(Beginning of Task material)

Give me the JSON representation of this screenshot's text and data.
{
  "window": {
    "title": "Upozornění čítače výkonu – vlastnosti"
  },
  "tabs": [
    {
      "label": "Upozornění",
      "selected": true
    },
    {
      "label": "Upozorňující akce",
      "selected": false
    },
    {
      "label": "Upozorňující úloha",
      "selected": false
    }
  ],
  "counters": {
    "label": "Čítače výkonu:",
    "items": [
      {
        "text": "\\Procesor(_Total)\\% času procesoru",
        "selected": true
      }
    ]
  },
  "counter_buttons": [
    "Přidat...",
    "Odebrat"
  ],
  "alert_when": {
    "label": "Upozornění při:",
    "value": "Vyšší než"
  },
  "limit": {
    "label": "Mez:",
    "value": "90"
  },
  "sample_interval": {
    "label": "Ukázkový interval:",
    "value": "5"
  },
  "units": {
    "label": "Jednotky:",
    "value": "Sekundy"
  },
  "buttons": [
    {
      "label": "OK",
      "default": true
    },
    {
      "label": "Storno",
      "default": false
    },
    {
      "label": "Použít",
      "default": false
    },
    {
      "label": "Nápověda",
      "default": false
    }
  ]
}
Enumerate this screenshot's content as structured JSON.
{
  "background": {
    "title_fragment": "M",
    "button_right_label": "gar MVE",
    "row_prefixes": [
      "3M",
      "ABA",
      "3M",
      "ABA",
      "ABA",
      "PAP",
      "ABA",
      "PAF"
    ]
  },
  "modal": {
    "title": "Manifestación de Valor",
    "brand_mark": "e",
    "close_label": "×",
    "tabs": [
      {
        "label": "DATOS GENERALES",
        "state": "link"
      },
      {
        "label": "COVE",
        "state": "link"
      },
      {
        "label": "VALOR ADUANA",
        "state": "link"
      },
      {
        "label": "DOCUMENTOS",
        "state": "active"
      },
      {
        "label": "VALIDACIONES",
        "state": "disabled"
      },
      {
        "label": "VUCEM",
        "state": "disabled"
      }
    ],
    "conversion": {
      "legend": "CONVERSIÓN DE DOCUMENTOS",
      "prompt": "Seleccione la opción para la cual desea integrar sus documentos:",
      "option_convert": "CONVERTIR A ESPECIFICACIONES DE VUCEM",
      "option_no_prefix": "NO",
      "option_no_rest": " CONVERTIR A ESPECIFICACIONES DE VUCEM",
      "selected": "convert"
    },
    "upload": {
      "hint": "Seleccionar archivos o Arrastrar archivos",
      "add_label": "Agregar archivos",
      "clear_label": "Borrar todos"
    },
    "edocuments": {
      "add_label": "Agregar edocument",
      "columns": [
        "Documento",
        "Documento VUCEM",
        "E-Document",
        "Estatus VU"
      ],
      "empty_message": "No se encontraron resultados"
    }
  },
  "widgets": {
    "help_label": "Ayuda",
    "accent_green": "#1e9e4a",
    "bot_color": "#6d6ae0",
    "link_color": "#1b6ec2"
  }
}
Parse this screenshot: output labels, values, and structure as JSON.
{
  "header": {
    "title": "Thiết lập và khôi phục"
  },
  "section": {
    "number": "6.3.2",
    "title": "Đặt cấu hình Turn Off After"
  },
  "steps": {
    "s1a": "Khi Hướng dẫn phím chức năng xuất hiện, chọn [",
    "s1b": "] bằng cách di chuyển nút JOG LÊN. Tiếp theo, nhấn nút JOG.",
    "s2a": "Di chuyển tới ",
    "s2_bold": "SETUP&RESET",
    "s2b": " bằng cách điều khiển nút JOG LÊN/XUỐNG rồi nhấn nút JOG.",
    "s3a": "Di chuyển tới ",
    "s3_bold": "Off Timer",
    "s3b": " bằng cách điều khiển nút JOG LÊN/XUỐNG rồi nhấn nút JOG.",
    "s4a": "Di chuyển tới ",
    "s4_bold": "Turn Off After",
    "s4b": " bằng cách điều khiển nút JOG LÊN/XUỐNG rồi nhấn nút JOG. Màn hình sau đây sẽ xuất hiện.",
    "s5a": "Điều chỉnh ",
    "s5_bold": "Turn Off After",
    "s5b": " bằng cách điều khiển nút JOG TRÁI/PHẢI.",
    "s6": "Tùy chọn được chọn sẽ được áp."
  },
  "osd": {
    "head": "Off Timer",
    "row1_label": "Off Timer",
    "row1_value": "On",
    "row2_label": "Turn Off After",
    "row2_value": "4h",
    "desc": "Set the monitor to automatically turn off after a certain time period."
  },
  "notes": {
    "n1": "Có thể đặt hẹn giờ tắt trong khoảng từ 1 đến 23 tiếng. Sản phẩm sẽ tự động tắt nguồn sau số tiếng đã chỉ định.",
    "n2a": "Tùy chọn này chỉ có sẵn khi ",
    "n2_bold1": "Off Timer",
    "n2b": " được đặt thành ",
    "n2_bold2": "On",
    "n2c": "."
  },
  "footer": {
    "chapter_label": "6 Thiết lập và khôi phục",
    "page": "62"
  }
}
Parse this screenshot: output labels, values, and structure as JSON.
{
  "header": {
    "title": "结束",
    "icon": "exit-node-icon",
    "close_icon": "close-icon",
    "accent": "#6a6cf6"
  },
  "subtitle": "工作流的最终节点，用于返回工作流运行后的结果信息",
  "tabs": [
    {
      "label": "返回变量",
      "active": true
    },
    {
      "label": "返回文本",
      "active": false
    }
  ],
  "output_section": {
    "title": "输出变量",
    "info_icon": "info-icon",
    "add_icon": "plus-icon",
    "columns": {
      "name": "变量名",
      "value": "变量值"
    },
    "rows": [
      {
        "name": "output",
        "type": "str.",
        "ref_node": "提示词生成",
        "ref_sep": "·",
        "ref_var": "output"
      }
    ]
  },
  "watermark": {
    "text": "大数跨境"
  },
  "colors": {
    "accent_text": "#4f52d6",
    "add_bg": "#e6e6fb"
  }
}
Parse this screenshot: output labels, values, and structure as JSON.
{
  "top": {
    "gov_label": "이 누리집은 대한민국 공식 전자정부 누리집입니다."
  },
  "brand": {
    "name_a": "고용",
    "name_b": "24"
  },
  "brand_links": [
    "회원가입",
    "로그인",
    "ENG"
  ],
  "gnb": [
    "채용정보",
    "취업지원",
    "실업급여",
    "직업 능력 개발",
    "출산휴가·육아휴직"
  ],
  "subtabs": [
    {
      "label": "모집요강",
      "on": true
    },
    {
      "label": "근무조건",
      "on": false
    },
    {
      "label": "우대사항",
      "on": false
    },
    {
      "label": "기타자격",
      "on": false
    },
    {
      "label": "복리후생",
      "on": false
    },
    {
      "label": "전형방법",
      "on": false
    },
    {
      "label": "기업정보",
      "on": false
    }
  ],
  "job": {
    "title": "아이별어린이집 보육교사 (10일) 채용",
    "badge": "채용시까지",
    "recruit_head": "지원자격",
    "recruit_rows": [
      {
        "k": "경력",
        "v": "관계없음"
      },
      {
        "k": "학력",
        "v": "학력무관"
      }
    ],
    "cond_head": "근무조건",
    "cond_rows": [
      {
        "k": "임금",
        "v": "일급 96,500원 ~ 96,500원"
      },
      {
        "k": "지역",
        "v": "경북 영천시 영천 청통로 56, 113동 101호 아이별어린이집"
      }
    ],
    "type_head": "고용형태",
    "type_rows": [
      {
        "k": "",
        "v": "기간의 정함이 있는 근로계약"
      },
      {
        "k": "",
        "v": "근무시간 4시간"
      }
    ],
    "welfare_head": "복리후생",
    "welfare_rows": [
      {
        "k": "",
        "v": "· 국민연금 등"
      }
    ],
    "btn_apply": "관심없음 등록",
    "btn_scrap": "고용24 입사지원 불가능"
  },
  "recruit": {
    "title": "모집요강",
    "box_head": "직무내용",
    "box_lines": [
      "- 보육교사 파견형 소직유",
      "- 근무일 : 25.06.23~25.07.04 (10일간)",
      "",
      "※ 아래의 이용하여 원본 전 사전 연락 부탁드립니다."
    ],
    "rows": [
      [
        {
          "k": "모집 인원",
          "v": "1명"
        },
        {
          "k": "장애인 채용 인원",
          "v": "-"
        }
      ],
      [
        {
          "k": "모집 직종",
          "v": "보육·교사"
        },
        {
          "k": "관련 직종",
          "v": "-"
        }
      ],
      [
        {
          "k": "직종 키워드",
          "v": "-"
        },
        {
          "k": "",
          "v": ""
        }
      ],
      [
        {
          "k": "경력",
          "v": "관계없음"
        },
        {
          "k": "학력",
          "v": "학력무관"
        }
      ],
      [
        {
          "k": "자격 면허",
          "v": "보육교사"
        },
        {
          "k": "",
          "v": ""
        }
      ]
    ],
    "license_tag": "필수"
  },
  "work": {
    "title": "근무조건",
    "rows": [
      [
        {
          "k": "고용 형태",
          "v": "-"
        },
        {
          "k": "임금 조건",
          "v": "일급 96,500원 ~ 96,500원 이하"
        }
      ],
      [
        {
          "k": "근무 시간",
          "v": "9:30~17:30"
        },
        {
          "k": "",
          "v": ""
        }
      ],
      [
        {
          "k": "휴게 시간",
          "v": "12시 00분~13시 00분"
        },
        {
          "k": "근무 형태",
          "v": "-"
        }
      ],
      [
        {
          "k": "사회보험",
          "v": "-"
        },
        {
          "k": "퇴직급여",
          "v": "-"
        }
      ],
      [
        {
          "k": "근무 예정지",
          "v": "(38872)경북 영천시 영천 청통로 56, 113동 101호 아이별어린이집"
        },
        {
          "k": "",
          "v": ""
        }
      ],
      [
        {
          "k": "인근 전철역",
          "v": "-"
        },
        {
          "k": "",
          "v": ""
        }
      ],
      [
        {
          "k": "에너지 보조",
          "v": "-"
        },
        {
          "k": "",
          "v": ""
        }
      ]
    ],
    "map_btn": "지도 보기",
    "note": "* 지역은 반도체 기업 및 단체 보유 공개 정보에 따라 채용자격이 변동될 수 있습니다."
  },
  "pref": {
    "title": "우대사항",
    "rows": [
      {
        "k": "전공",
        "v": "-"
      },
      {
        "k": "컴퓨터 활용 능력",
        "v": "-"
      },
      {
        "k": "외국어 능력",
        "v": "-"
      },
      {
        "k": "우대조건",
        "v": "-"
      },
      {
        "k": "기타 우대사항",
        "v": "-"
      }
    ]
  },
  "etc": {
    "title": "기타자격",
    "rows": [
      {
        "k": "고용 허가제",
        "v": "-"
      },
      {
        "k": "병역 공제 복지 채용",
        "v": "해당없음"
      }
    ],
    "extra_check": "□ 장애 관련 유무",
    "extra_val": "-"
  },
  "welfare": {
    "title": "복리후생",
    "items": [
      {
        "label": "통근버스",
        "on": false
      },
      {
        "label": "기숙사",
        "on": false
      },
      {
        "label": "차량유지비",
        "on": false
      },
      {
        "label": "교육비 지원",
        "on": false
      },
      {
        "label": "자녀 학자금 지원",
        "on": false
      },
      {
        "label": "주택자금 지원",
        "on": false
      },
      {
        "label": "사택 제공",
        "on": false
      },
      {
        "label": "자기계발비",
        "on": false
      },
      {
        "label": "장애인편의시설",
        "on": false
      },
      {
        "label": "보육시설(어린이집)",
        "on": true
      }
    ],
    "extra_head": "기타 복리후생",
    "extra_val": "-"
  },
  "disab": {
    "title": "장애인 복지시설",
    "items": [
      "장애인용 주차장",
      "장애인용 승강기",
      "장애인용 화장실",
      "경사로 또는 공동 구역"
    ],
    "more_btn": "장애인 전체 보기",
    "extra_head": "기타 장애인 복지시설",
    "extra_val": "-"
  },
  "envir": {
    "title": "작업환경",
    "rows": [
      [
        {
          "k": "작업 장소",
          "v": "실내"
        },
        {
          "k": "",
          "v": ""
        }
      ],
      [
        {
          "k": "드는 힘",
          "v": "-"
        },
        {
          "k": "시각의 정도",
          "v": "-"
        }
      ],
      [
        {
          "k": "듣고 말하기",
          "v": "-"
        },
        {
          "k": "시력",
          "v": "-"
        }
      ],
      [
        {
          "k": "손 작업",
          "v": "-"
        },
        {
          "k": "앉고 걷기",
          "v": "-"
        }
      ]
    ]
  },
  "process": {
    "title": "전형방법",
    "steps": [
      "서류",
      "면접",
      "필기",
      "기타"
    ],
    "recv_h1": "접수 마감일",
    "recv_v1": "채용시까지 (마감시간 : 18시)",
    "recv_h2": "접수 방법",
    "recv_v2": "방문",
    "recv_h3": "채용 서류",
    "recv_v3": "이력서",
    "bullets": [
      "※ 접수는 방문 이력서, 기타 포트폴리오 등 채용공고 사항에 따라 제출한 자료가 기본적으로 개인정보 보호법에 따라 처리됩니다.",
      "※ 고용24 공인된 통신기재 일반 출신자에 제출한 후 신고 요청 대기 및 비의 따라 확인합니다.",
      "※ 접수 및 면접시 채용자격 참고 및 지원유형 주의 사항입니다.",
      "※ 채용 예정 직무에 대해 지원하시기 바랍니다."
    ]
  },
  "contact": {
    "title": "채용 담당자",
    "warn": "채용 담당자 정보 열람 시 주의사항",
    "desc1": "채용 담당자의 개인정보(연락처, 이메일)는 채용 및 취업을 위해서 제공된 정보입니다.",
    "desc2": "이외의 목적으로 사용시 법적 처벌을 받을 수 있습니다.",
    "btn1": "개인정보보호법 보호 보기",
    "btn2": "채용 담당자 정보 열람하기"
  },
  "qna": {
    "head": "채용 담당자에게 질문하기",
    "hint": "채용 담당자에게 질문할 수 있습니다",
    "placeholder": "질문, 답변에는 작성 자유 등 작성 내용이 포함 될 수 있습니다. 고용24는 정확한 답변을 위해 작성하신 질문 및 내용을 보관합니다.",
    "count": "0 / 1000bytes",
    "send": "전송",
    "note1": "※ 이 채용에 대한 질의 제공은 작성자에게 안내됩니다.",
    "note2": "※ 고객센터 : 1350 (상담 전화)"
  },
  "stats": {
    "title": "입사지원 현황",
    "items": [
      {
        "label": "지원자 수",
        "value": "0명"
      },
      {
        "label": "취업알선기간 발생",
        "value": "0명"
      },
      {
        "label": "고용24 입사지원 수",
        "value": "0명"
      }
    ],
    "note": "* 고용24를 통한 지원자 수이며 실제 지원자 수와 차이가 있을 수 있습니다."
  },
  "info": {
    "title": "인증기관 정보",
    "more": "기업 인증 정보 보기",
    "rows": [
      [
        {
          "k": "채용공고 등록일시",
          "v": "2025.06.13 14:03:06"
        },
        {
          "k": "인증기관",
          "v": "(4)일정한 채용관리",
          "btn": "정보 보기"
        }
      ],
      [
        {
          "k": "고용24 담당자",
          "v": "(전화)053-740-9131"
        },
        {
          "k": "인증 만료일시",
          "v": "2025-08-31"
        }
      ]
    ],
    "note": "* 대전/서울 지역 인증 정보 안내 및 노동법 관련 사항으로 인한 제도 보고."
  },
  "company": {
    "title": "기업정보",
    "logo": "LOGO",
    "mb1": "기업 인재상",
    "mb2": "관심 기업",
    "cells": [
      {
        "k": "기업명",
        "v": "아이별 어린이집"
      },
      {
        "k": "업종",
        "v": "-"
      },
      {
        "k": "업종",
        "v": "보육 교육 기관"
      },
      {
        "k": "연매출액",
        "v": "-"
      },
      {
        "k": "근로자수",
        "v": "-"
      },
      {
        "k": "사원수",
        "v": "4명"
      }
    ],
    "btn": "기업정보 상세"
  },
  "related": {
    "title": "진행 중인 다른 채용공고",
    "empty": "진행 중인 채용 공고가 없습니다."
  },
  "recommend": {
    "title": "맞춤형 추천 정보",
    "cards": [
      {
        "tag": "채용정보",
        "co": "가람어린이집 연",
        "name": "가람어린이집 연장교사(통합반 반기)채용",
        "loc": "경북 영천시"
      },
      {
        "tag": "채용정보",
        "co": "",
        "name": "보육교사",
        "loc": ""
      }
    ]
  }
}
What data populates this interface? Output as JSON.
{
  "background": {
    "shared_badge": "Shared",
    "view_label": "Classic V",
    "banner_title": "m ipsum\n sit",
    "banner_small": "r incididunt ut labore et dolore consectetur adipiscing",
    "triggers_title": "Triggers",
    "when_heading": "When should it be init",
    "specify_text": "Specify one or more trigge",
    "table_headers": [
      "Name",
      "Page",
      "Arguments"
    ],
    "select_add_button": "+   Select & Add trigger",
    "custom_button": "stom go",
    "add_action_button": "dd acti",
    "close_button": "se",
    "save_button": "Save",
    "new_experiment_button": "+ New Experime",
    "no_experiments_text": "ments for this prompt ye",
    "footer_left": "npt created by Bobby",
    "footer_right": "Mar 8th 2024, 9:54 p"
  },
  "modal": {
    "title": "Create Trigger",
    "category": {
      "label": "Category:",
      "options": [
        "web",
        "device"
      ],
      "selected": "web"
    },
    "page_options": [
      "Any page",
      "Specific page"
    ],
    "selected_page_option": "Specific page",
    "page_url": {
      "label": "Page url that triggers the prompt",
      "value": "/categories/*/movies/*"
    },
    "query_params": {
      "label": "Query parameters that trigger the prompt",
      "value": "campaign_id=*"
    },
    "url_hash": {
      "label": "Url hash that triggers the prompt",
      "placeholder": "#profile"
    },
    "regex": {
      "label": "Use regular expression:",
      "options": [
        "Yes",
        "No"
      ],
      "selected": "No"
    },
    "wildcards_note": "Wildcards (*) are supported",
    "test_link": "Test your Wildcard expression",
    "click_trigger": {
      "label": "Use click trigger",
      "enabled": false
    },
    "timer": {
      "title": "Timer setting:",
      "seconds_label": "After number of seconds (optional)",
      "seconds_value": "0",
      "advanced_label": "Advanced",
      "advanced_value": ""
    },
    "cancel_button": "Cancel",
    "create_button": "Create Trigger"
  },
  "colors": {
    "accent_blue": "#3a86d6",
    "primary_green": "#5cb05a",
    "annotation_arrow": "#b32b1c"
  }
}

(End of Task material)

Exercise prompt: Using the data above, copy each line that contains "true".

Written reply:
      "selected": true
        "selected": true
      "default": true
      "active": true
      "on": true
        "on": true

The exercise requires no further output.